The locker room was quiet. Despite the 105-90 victory by the Kings, basketball was the last thing on anyone’s mind.

"I just want to say I 100 percent agree with the protest outside,” Garrett Temple said following the game. “If I didn't have a job to do, I probably would have been out there with them peacefully protesting, because what's going on has to stop. It has to stop.”

Sacramento’s leader behind the scenes, Temple has been active in reaching out in the community and fostering conversation with local youth. He wasn’t able to play in Thursday evening’s game due to a left ankle sprain, but that didn’t stop him from waiting around to field questions.

“I think the protest did what it was supposed to do, it brought a light to what’s going on, I think that’s what protests are for,” Temple added. “After that, something has to change. Us not playing a basketball game isn’t going to change the fact that police unfortunately view black and brown men as a threat, when they are certainly not.”

Temple said that he had viewed the video and admitted that it was dark. A split second decision by a police officer cost Clark, a 22-year-old African American, his life. According to published reports, Clark was holding his mobile phone and not a weapon as officers believed.

The tragic events played out in seconds, but it’s storyline that many communities around the country have had to face on countless occasions.

Temple isn’t one to sit by idly by and bite his tongue. He may have addressed the shooting on his own with or without the protest going on outside the arena. But with the events of the night, politics and sports intersected at 500 David J. Stern Walk, opening a door for Temple to express himself.

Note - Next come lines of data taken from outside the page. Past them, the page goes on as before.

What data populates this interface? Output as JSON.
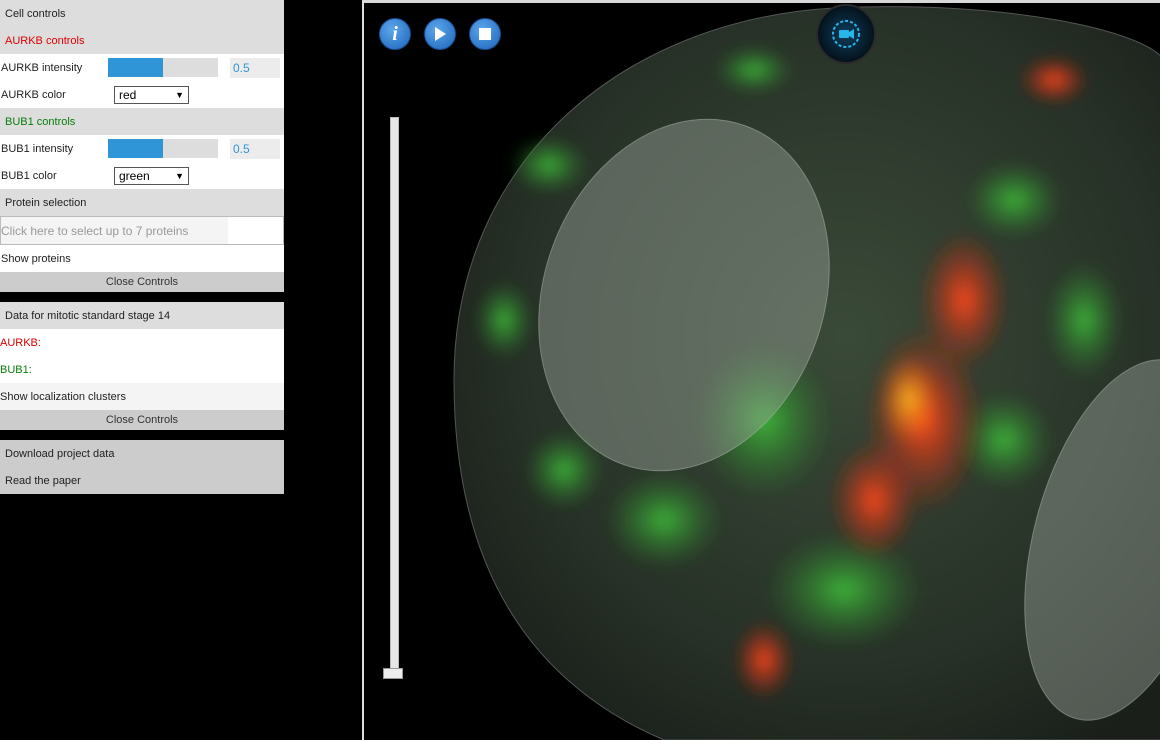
{
  "cell_controls": {
    "title": "Cell controls",
    "aurkb": {
      "header": "AURKB controls",
      "intensity_label": "AURKB intensity",
      "intensity_value": "0.5",
      "intensity_fraction": 0.5,
      "color_label": "AURKB color",
      "color_value": "red"
    },
    "bub1": {
      "header": "BUB1 controls",
      "intensity_label": "BUB1 intensity",
      "intensity_value": "0.5",
      "intensity_fraction": 0.5,
      "color_label": "BUB1 color",
      "color_value": "green"
    },
    "protein_selection": {
      "header": "Protein selection",
      "placeholder": "Click here to select up to 7 proteins",
      "show_proteins": "Show proteins"
    },
    "close": "Close Controls"
  },
  "data_panel": {
    "title": "Data for mitotic standard stage 14",
    "aurkb_label": "AURKB:",
    "bub1_label": "BUB1:",
    "show_clusters": "Show localization clusters",
    "close": "Close Controls"
  },
  "links": {
    "download": "Download project data",
    "paper": "Read the paper"
  },
  "viewer": {
    "buttons": [
      "info-icon",
      "play-icon",
      "stop-icon",
      "camera-icon"
    ],
    "colors": {
      "aurkb": "#e00000",
      "bub1": "#0a7d0a",
      "accent": "#2f95d6"
    }
  }
}
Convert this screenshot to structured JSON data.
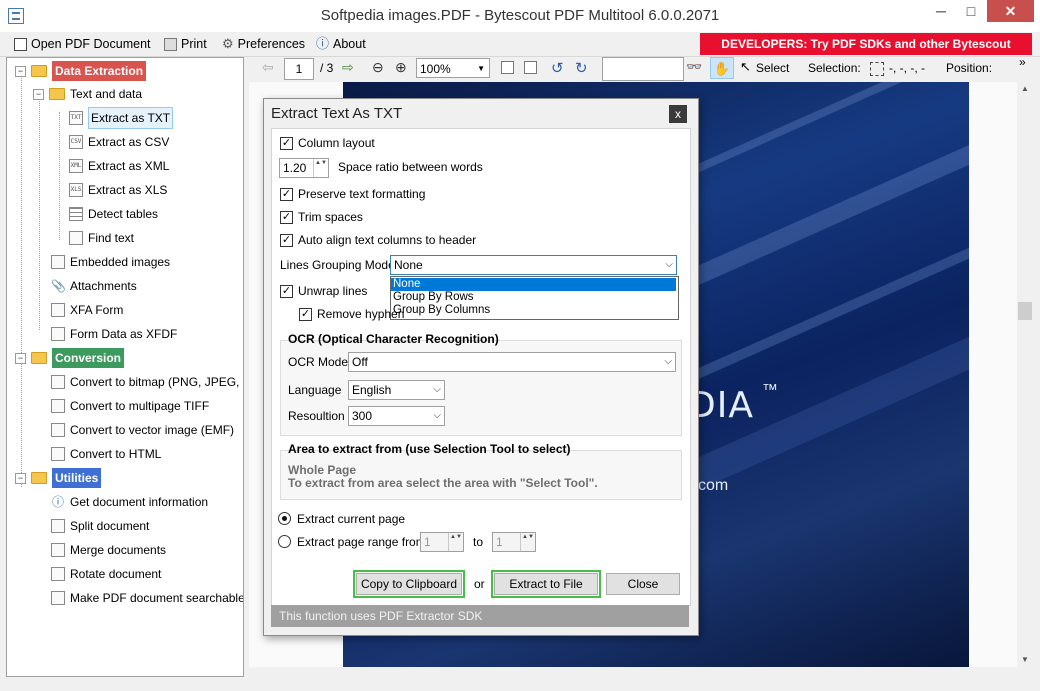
{
  "window": {
    "title": "Softpedia images.PDF - Bytescout PDF Multitool 6.0.0.2071",
    "min_glyph": "─",
    "max_glyph": "□",
    "close_glyph": "✕"
  },
  "menu": {
    "open": "Open PDF Document",
    "print": "Print",
    "preferences": "Preferences",
    "about": "About",
    "banner": "DEVELOPERS: Try PDF SDKs and other Bytescout products"
  },
  "tree": {
    "data_extraction": "Data Extraction",
    "text_and_data": "Text and data",
    "items_extract": [
      {
        "icon": "TXT",
        "label": "Extract as TXT"
      },
      {
        "icon": "CSV",
        "label": "Extract as CSV"
      },
      {
        "icon": "XML",
        "label": "Extract as XML"
      },
      {
        "icon": "XLS",
        "label": "Extract as XLS"
      },
      {
        "icon": "",
        "label": "Detect tables"
      },
      {
        "icon": "",
        "label": "Find text"
      }
    ],
    "embedded_images": "Embedded images",
    "attachments": "Attachments",
    "xfa_form": "XFA Form",
    "form_data": "Form Data as XFDF",
    "conversion": "Conversion",
    "conv_items": [
      "Convert to bitmap (PNG, JPEG, ...)",
      "Convert to multipage TIFF",
      "Convert to vector image (EMF)",
      "Convert to HTML"
    ],
    "utilities": "Utilities",
    "util_items": [
      "Get document information",
      "Split document",
      "Merge documents",
      "Rotate document",
      "Make PDF document searchable"
    ]
  },
  "viewer": {
    "page_current": "1",
    "page_total": "/ 3",
    "zoom": "100%",
    "select_label": "Select",
    "selection_label": "Selection:",
    "selection_value": "-, -, -, -",
    "position_label": "Position:",
    "overflow": "»"
  },
  "pdf": {
    "logo_fragment": "DIA",
    "tm": "™",
    "domain_fragment": "com"
  },
  "dialog": {
    "title": "Extract Text As TXT",
    "close_glyph": "x",
    "column_layout": "Column layout",
    "space_ratio_value": "1.20",
    "space_ratio_label": "Space ratio between words",
    "preserve": "Preserve text formatting",
    "trim": "Trim spaces",
    "auto_align": "Auto align text columns to header",
    "lines_grouping_label": "Lines Grouping Mode",
    "lines_grouping_value": "None",
    "lines_grouping_options": [
      "None",
      "Group By Rows",
      "Group By Columns"
    ],
    "unwrap": "Unwrap lines",
    "remove_hyphen": "Remove hyphen",
    "ocr_title": "OCR (Optical Character Recognition)",
    "ocr_mode_label": "OCR Mode",
    "ocr_mode_value": "Off",
    "language_label": "Language",
    "language_value": "English",
    "resolution_label": "Resoultion",
    "resolution_value": "300",
    "area_title": "Area to extract from (use Selection Tool to select)",
    "area_line1": "Whole Page",
    "area_line2": "To extract from area select the area with \"Select Tool\".",
    "extract_current": "Extract current page",
    "extract_range": "Extract page range from",
    "range_from": "1",
    "range_to_label": "to",
    "range_to": "1",
    "copy_btn": "Copy to Clipboard",
    "or_label": "or",
    "file_btn": "Extract to File",
    "close_btn": "Close",
    "footer": "This function uses PDF Extractor SDK"
  },
  "glyphs": {
    "check": "✓",
    "spin": "▲▼",
    "dropdown": "⌵",
    "minus": "−",
    "binoculars": "👓",
    "hand": "✋",
    "cursor": "↖"
  }
}
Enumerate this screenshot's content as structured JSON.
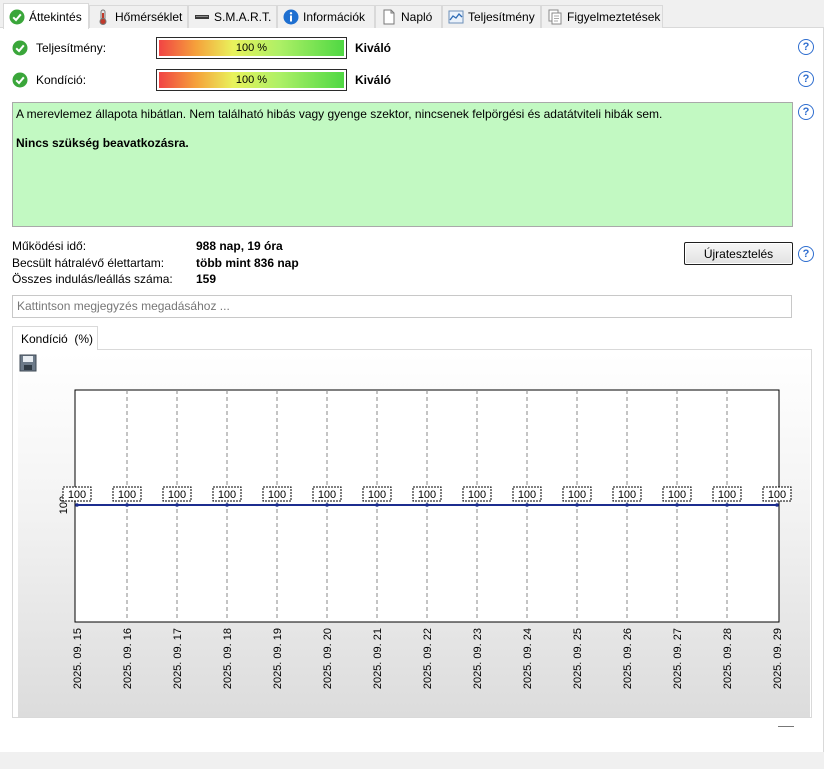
{
  "tabs": [
    {
      "label": "Áttekintés",
      "icon": "check-circle-icon",
      "active": true
    },
    {
      "label": "Hőmérséklet",
      "icon": "thermometer-icon",
      "active": false
    },
    {
      "label": "S.M.A.R.T.",
      "icon": "smart-bar-icon",
      "active": false
    },
    {
      "label": "Információk",
      "icon": "info-icon",
      "active": false
    },
    {
      "label": "Napló",
      "icon": "log-document-icon",
      "active": false
    },
    {
      "label": "Teljesítmény",
      "icon": "performance-chart-icon",
      "active": false
    },
    {
      "label": "Figyelmeztetések",
      "icon": "warnings-icon",
      "active": false
    }
  ],
  "status": {
    "performance": {
      "label": "Teljesítmény:",
      "percent_text": "100 %",
      "fill_fraction": 1.0,
      "rating": "Kiváló"
    },
    "health": {
      "label": "Kondíció:",
      "percent_text": "100 %",
      "fill_fraction": 1.0,
      "rating": "Kiváló"
    }
  },
  "message": {
    "line1": "A merevlemez állapota hibátlan. Nem található hibás vagy gyenge szektor, nincsenek felpörgési és adatátviteli hibák sem.",
    "line2": "Nincs szükség beavatkozásra.",
    "background": "#c2f9c2"
  },
  "info": [
    {
      "key": "Működési idő:",
      "value": "988 nap, 19 óra"
    },
    {
      "key": "Becsült hátralévő élettartam:",
      "value": "több mint 836 nap"
    },
    {
      "key": "Összes indulás/leállás száma:",
      "value": "159"
    }
  ],
  "retest_label": "Újratesztelés",
  "help_glyph": "?",
  "note_placeholder": "Kattintson megjegyzés megadásához ...",
  "chart_tab_label": "Kondíció  (%)",
  "colors": {
    "line": "#1c2d8f",
    "accent_check": "#3aa63a",
    "help": "#2f6ecf"
  },
  "chart_data": {
    "type": "line",
    "x": [
      "2025. 09. 15",
      "2025. 09. 16",
      "2025. 09. 17",
      "2025. 09. 18",
      "2025. 09. 19",
      "2025. 09. 20",
      "2025. 09. 21",
      "2025. 09. 22",
      "2025. 09. 23",
      "2025. 09. 24",
      "2025. 09. 25",
      "2025. 09. 26",
      "2025. 09. 27",
      "2025. 09. 28",
      "2025. 09. 29"
    ],
    "series": [
      {
        "values": [
          100,
          100,
          100,
          100,
          100,
          100,
          100,
          100,
          100,
          100,
          100,
          100,
          100,
          100,
          100
        ]
      }
    ],
    "y_tick_labels": [
      "100"
    ],
    "data_labels": true,
    "grid": "vertical dashed",
    "title": "",
    "xlabel": "",
    "ylabel": ""
  }
}
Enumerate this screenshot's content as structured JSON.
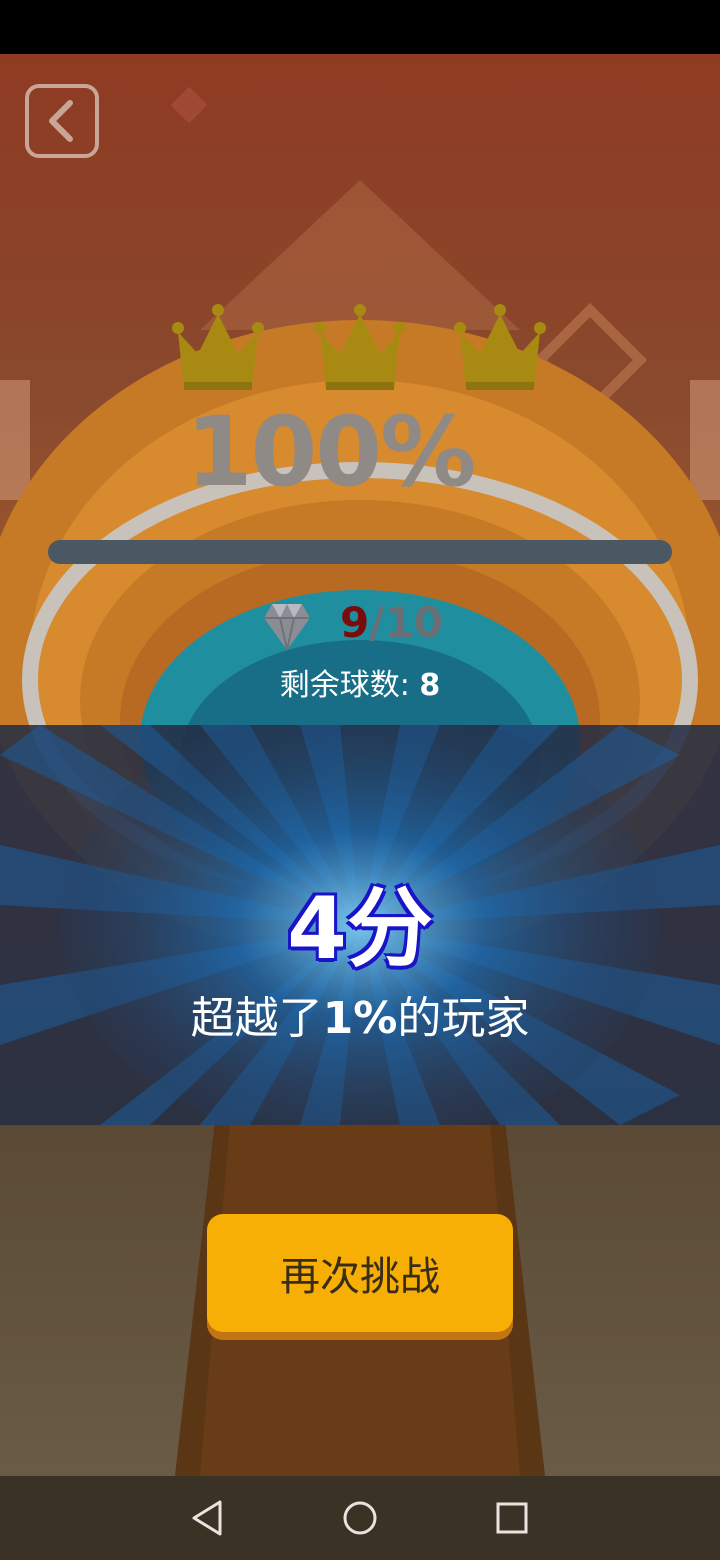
{
  "hud": {
    "back_icon": "chevron-left-icon",
    "crowns_earned": 3,
    "crowns_total": 3,
    "progress_label": "100%",
    "progress_fraction": 1.0
  },
  "gems": {
    "current": "9",
    "separator_total": "/10",
    "icon": "diamond-icon"
  },
  "balls": {
    "label": "剩余球数:",
    "value": "8"
  },
  "result": {
    "score": "4分",
    "beat_prefix": "超越了",
    "beat_percent": "1%",
    "beat_suffix": "的玩家"
  },
  "actions": {
    "retry_label": "再次挑战"
  },
  "navigation": {
    "back_icon": "triangle-back-icon",
    "home_icon": "circle-home-icon",
    "recents_icon": "square-recents-icon"
  },
  "colors": {
    "retry_button": "#f7ae05",
    "crown": "#a88a12",
    "score_outline": "#1a14c8",
    "gem_current": "#7a0c0c"
  }
}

“To those that say politics and sports don’t intertwine, this is a democracy, people have a voice and we’re people at the end of the day,” Temple said. “Obviously, sports and politics definitely intertwined tonight. The protesters did what they wanted to do in terms of bring light to the situation.”

In addition to Ranadivé’s comments following then contest, the Kings put out two separate press releases. The first came out around 7 pm to update fans of the current status of the game.

"Tonight's game began with a delay. Due to law enforcement being unable to ensure ticketed fans could safely enter the arena, the arena remains closed and we ask fans outside to travel home. We will issue further information soon regarding a refund."

The second press release came later to insure fans that they would receive a refund.

“Due to law enforcement being unable to ensure ticketed fans could safely enter the arena, the arena remained closed as tonight’s game proceeded with a delay. In the coming days, guests who purchased tickets for tonight’s game directly through the Sacramento Kings or Ticketmaster will receive detailed instructions to facilitate a full refund.”

The Kings return to the court Sunday afternoon for a 3pm matinee game.